THE REVISED FOOT-BALL RULES.
The first change was made in regard to touch-downs. Rule 4 now reads, "when the ball is carried across the goal line, it shall be a touch-down at the place where it was carried across. In opponent's goal, this entitles to a try at goal; in player's own goal to a kick out." By the old rules the ball had to be actually touched down by a player before he could claim the ball as his. This always occasioned the roughest of play. Sometimes a player would seize the ball and then lay on his back, holding fast the ball all the time, in order to prevent his opponents from securing a touchdown. Men were often severely injured in this way.
Rule 11 makes it unnecessary for a man to cry "down" when he has the ball; the referee can say "down" whenever he thinks the tussle has gone far enough.
Rule 13, referring to maul in goal is struck out entirely. This will prevent the fierce fights which are made so often when the holder of the ball is tackled inside the goal line.
Rule 17, numbered 18 in old rules reads, "In every match there shall be one paid referee, and he absolute. The same referee shall officiate at all championship matches." This does away with the judges who in reality were little more than field captains, and often caused the referee much trouble.
Rule 18. "For intentional delay of game or off-side play, at first offence one point shall be given to opponents, at second offence, one more point, and the offender dismissed from the field. For intentional violation of rules 16 and 27 (referring to off-side play, hacking, throttling, butting, tripping up, etc.) a player shall be disqualified and two points given to the other side." This treatment of off-side and unfair play will prevent the many tricks which are often permitted on the foot-ball field. Intentional delay of the game also gives the opponents points and the offender is sent from the field.
Rule 21, add, "Either side refusing to play within five minutes after ordered to by the referee, shall forfeit the game." This rule was made necessary on account of the delay at the Princeton-Yale game in New York.
Rule 31 makes it impossible for the man who receives the ball when snapped back from a "down" or thrown back from a "fair" to carry the ball forward under any circumstances.
Rule 33, referring to maul in goal is omitted.
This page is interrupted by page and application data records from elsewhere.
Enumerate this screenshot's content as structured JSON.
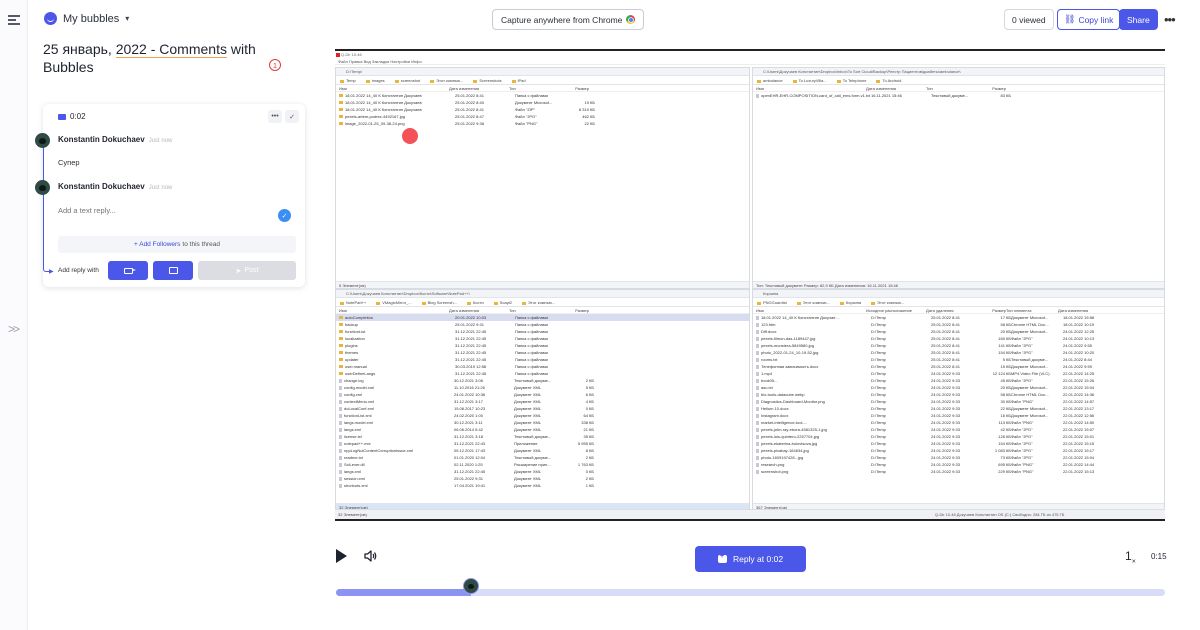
{
  "header": {
    "workspace_label": "My bubbles",
    "capture_label": "Capture anywhere from Chrome",
    "viewed_label": "0 viewed",
    "copy_link_label": "Copy link",
    "share_label": "Share"
  },
  "page": {
    "title_prefix": "25 январь, ",
    "title_underlined": "2022 - Comments",
    "title_suffix": " with Bubbles",
    "comment_count": "1"
  },
  "thread": {
    "timestamp": "0:02",
    "comments": [
      {
        "author": "Konstantin Dokuchaev",
        "time": "Just now",
        "text": "Супер"
      },
      {
        "author": "Konstantin Dokuchaev",
        "time": "Just now"
      }
    ],
    "reply_placeholder": "Add a text reply...",
    "followers_link": "+ Add Followers",
    "followers_suffix": "to this thread",
    "add_reply_with": "Add reply with",
    "post_label": "Post"
  },
  "video": {
    "window_title": "Q-Dir 10.46",
    "menu": "Файл  Правка  Вид  Закладки  Настройки  Инфо",
    "left_top": {
      "path": "D:\\Temp\\",
      "tabs": [
        "Temp",
        "images",
        "screenshot",
        "Этот компью...",
        "Screenshots",
        "iPad"
      ],
      "columns": [
        "Имя",
        "Дата изменения",
        "Тип",
        "Размер"
      ],
      "rows": [
        {
          "name": "18.01.2022 14_40 К Константин Докучаев",
          "date": "25.01.2022 8:41",
          "type": "Папка с файлами",
          "size": ""
        },
        {
          "name": "18.01.2022 14_40 К Константин Докучаев",
          "date": "25.01.2022 8:40",
          "type": "Документ Microsof...",
          "size": "19 КБ"
        },
        {
          "name": "18.01.2022 14_40 К Константин Докучаев",
          "date": "25.01.2022 8:41",
          "type": "Файл \"ZIP\"",
          "size": "8 310 КБ"
        },
        {
          "name": "pexels-artem-podrez-4492167.jpg",
          "date": "25.01.2022 8:47",
          "type": "Файл \"JPG\"",
          "size": "462 КБ"
        },
        {
          "name": "image_2022-01-25_09-38-24.png",
          "date": "25.01.2022 9:38",
          "type": "Файл \"PNG\"",
          "size": "22 КБ"
        }
      ],
      "status": "5 Элемент(ов)"
    },
    "right_top": {
      "path": "C:\\Users\\Докучаев Константин\\Dropbox\\Inbox\\To Sort Cloud\\Backup\\Реестр Пациентов\\диабеты\\ambulance\\",
      "tabs": [
        "ambulance",
        "To LuxuryVilla...",
        "To Telephone",
        "To Android"
      ],
      "columns": [
        "Имя",
        "Дата изменения",
        "Тип",
        "Размер"
      ],
      "rows": [
        {
          "name": "openEHR-EHR-COMPOSITION.card_of_call_ems.form.v1.txt",
          "date": "16.11.2021 15:46",
          "type": "Текстовый докуме...",
          "size": "83 КБ"
        }
      ],
      "status": "Тип: Текстовый документ Размер: 82,9 КБ Дата изменения: 16.11.2021 15:46"
    },
    "left_bot": {
      "path": "C:\\Users\\Докучаев Константин\\Dropbox\\Кости\\Software\\NotePad++\\",
      "tabs": [
        "NotePad++",
        "VMagicMirror_...",
        "Blog Screensh...",
        "Кости",
        "Soapl2",
        "Этот компью..."
      ],
      "columns": [
        "Имя",
        "Дата изменения",
        "Тип",
        "Размер"
      ],
      "rows": [
        {
          "name": "autoCompletion",
          "date": "20.01.2022 10:03",
          "type": "Папка с файлами",
          "size": "",
          "folder": true,
          "sel": true
        },
        {
          "name": "backup",
          "date": "25.01.2022 9:31",
          "type": "Папка с файлами",
          "size": "",
          "folder": true
        },
        {
          "name": "functionList",
          "date": "31.12.2021 22:45",
          "type": "Папка с файлами",
          "size": "",
          "folder": true
        },
        {
          "name": "localization",
          "date": "31.12.2021 22:45",
          "type": "Папка с файлами",
          "size": "",
          "folder": true
        },
        {
          "name": "plugins",
          "date": "31.12.2021 22:45",
          "type": "Папка с файлами",
          "size": "",
          "folder": true
        },
        {
          "name": "themes",
          "date": "31.12.2021 22:45",
          "type": "Папка с файлами",
          "size": "",
          "folder": true
        },
        {
          "name": "updater",
          "date": "31.12.2021 22:45",
          "type": "Папка с файлами",
          "size": "",
          "folder": true
        },
        {
          "name": "user.manual",
          "date": "30.03.2019 12:58",
          "type": "Папка с файлами",
          "size": "",
          "folder": true
        },
        {
          "name": "userDefineLangs",
          "date": "31.12.2021 22:45",
          "type": "Папка с файлами",
          "size": "",
          "folder": true
        },
        {
          "name": "change.log",
          "date": "30.12.2021 3:06",
          "type": "Текстовый докуме...",
          "size": "2 КБ"
        },
        {
          "name": "config.model.xml",
          "date": "11.10.2016 21:26",
          "type": "Документ XML",
          "size": "5 КБ"
        },
        {
          "name": "config.xml",
          "date": "24.01.2022 10:36",
          "type": "Документ XML",
          "size": "6 КБ"
        },
        {
          "name": "contextMenu.xml",
          "date": "31.12.2021 3:17",
          "type": "Документ XML",
          "size": "4 КБ"
        },
        {
          "name": "doLocalConf.xml",
          "date": "15.08.2017 10:23",
          "type": "Документ XML",
          "size": "0 КБ"
        },
        {
          "name": "functionList.xml",
          "date": "24.02.2020 1:00",
          "type": "Документ XML",
          "size": "64 КБ"
        },
        {
          "name": "langs.model.xml",
          "date": "30.12.2021 3:11",
          "type": "Документ XML",
          "size": "338 КБ"
        },
        {
          "name": "langs.xml",
          "date": "06.06.2014 5:42",
          "type": "Документ XML",
          "size": "21 КБ"
        },
        {
          "name": "license.txt",
          "date": "31.12.2021 3:18",
          "type": "Текстовый докуме...",
          "size": "35 КБ"
        },
        {
          "name": "notepad++.exe",
          "date": "31.12.2021 22:43",
          "type": "Приложение",
          "size": "5 955 КБ"
        },
        {
          "name": "nppLogNulContentCorruptionIssue.xml",
          "date": "05.12.2021 17:43",
          "type": "Документ XML",
          "size": "8 КБ"
        },
        {
          "name": "readme.txt",
          "date": "01.01.2020 12:04",
          "type": "Текстовый докуме...",
          "size": "2 КБ"
        },
        {
          "name": "SciLexer.dll",
          "date": "02.11.2020 1:25",
          "type": "Расширение прил...",
          "size": "1 763 КБ"
        },
        {
          "name": "langs.xml",
          "date": "31.12.2021 22:45",
          "type": "Документ XML",
          "size": "0 КБ"
        },
        {
          "name": "session.xml",
          "date": "25.01.2022 9:31",
          "type": "Документ XML",
          "size": "2 КБ"
        },
        {
          "name": "shortcuts.xml",
          "date": "17.04.2021 19:41",
          "type": "Документ XML",
          "size": "1 КБ"
        }
      ],
      "status": "32 Элемент(ов)"
    },
    "right_bot": {
      "path": "Корзина",
      "tabs": [
        "PNGGuardist",
        "Этот компью...",
        "Корзина",
        "Этот компью..."
      ],
      "columns": [
        "Имя",
        "Исходное расположение",
        "Дата удаления",
        "Размер",
        "Тип элемента",
        "Дата изменения"
      ],
      "rows": [
        {
          "name": "18.01.2022 14_40 К Константин Докучае...",
          "loc": "D:\\Temp",
          "date": "25.01.2022 8:41",
          "size": "17 КБ",
          "type": "Документ Microsof...",
          "mod": "18.01.2022 15:58"
        },
        {
          "name": "123.htm",
          "loc": "D:\\Temp",
          "date": "25.01.2022 8:41",
          "size": "58 КБ",
          "type": "Chrome HTML Doc...",
          "mod": "18.01.2022 10:19"
        },
        {
          "name": "Diff.docx",
          "loc": "D:\\Temp",
          "date": "25.01.2022 8:41",
          "size": "20 КБ",
          "type": "Документ Microsof...",
          "mod": "24.01.2022 12:25"
        },
        {
          "name": "pexels-filmon-das-1189447.jpg",
          "loc": "D:\\Temp",
          "date": "25.01.2022 8:41",
          "size": "160 КБ",
          "type": "Файл \"JPG\"",
          "mod": "24.01.2022 10:13"
        },
        {
          "name": "pexels-monstera-5849580.jpg",
          "loc": "D:\\Temp",
          "date": "25.01.2022 8:41",
          "size": "141 КБ",
          "type": "Файл \"JPG\"",
          "mod": "24.01.2022 9:55"
        },
        {
          "name": "photo_2022-01-24_10-19-52.jpg",
          "loc": "D:\\Temp",
          "date": "25.01.2022 8:41",
          "size": "154 КБ",
          "type": "Файл \"JPG\"",
          "mod": "24.01.2022 10:20"
        },
        {
          "name": "rooms.txt",
          "loc": "D:\\Temp",
          "date": "25.01.2022 8:41",
          "size": "5 КБ",
          "type": "Текстовый докуме...",
          "mod": "24.01.2022 8:44"
        },
        {
          "name": "Телефонная зависимость.docx",
          "loc": "D:\\Temp",
          "date": "25.01.2022 8:41",
          "size": "15 КБ",
          "type": "Документ Microsof...",
          "mod": "24.01.2022 9:59"
        },
        {
          "name": "1.mp4",
          "loc": "D:\\Temp",
          "date": "24.01.2022 9:33",
          "size": "12 124 КБ",
          "type": "MP4 Video File (VLC)",
          "mod": "22.01.2022 14:25"
        },
        {
          "name": "book05...",
          "loc": "D:\\Temp",
          "date": "24.01.2022 9:33",
          "size": "45 КБ",
          "type": "Файл \"JPG\"",
          "mod": "22.01.2022 15:26"
        },
        {
          "name": "asu.txt",
          "loc": "D:\\Temp",
          "date": "24.01.2022 9:33",
          "size": "20 КБ",
          "type": "Документ Microsof...",
          "mod": "22.01.2022 15:04"
        },
        {
          "name": "bio-tools-datacube.webp",
          "loc": "D:\\Temp",
          "date": "24.01.2022 9:33",
          "size": "58 КБ",
          "type": "Chrome HTML Doc...",
          "mod": "22.01.2022 14:36"
        },
        {
          "name": "Diagnostics-Dashboard-Monitor.png",
          "loc": "D:\\Temp",
          "date": "24.01.2022 9:33",
          "size": "30 КБ",
          "type": "Файл \"PNG\"",
          "mod": "22.01.2022 14:57"
        },
        {
          "name": "Helium 10.docx",
          "loc": "D:\\Temp",
          "date": "24.01.2022 9:33",
          "size": "22 КБ",
          "type": "Документ Microsof...",
          "mod": "22.01.2022 13:17"
        },
        {
          "name": "Instagram.docx",
          "loc": "D:\\Temp",
          "date": "24.01.2022 9:33",
          "size": "16 КБ",
          "type": "Документ Microsof...",
          "mod": "22.01.2022 12:56"
        },
        {
          "name": "market-intelligence-tool-...",
          "loc": "D:\\Temp",
          "date": "24.01.2022 9:33",
          "size": "113 КБ",
          "type": "Файл \"PNG\"",
          "mod": "22.01.2022 14:50"
        },
        {
          "name": "pexels-john-ray-ebora-4581325-1.jpg",
          "loc": "D:\\Temp",
          "date": "24.01.2022 9:33",
          "size": "42 КБ",
          "type": "Файл \"JPG\"",
          "mod": "22.01.2022 15:07"
        },
        {
          "name": "pexels-luis-quintero-2257704.jpg",
          "loc": "D:\\Temp",
          "date": "24.01.2022 9:33",
          "size": "126 КБ",
          "type": "Файл \"JPG\"",
          "mod": "22.01.2022 15:01"
        },
        {
          "name": "pexels-ekaterina-bolovtsova.jpg",
          "loc": "D:\\Temp",
          "date": "24.01.2022 9:33",
          "size": "154 КБ",
          "type": "Файл \"JPG\"",
          "mod": "22.01.2022 15:15"
        },
        {
          "name": "pexels-pixabay-164634.jpg",
          "loc": "D:\\Temp",
          "date": "24.01.2022 9:33",
          "size": "1 083 КБ",
          "type": "Файл \"JPG\"",
          "mod": "22.01.2022 15:17"
        },
        {
          "name": "photo-1609197428...jpg",
          "loc": "D:\\Temp",
          "date": "24.01.2022 9:33",
          "size": "73 КБ",
          "type": "Файл \"JPG\"",
          "mod": "22.01.2022 15:04"
        },
        {
          "name": "research.png",
          "loc": "D:\\Temp",
          "date": "24.01.2022 9:33",
          "size": "695 КБ",
          "type": "Файл \"PNG\"",
          "mod": "22.01.2022 14:44"
        },
        {
          "name": "screenshot.png",
          "loc": "D:\\Temp",
          "date": "24.01.2022 9:33",
          "size": "229 КБ",
          "type": "Файл \"PNG\"",
          "mod": "22.01.2022 15:13"
        }
      ],
      "status": "367 Элемент(ов)"
    },
    "taskbar": "32 Элемент(ов)",
    "tray": "Q-Dir 10.46   Докучаев Константин   OS (C:)   Свободно: 284 ГБ из 475 ГБ"
  },
  "player": {
    "reply_at_label": "Reply at 0:02",
    "speed": "1",
    "speed_suffix": "×",
    "duration": "0:15",
    "progress_fraction": 0.163
  },
  "colors": {
    "accent": "#4b57e8",
    "progress_track": "#d9dcf8",
    "progress_fill": "#8b94f0",
    "title_underline": "#f4a24a",
    "badge": "#e23b3b"
  }
}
By a perusal of the above changes, it will be found that the referee is given almost unlimited power; he can declare the ball "down" whenever he sees fit, disqualify a player for off-side or unnecessarily rough play, and declare a game forfeited if either side should seek to gain anything by delay. He is absolute, no one can question his decisions, and he is unhampered by judges. With the proper man as referee, there is no reason why the game should not be entirely freed from its objectionable features.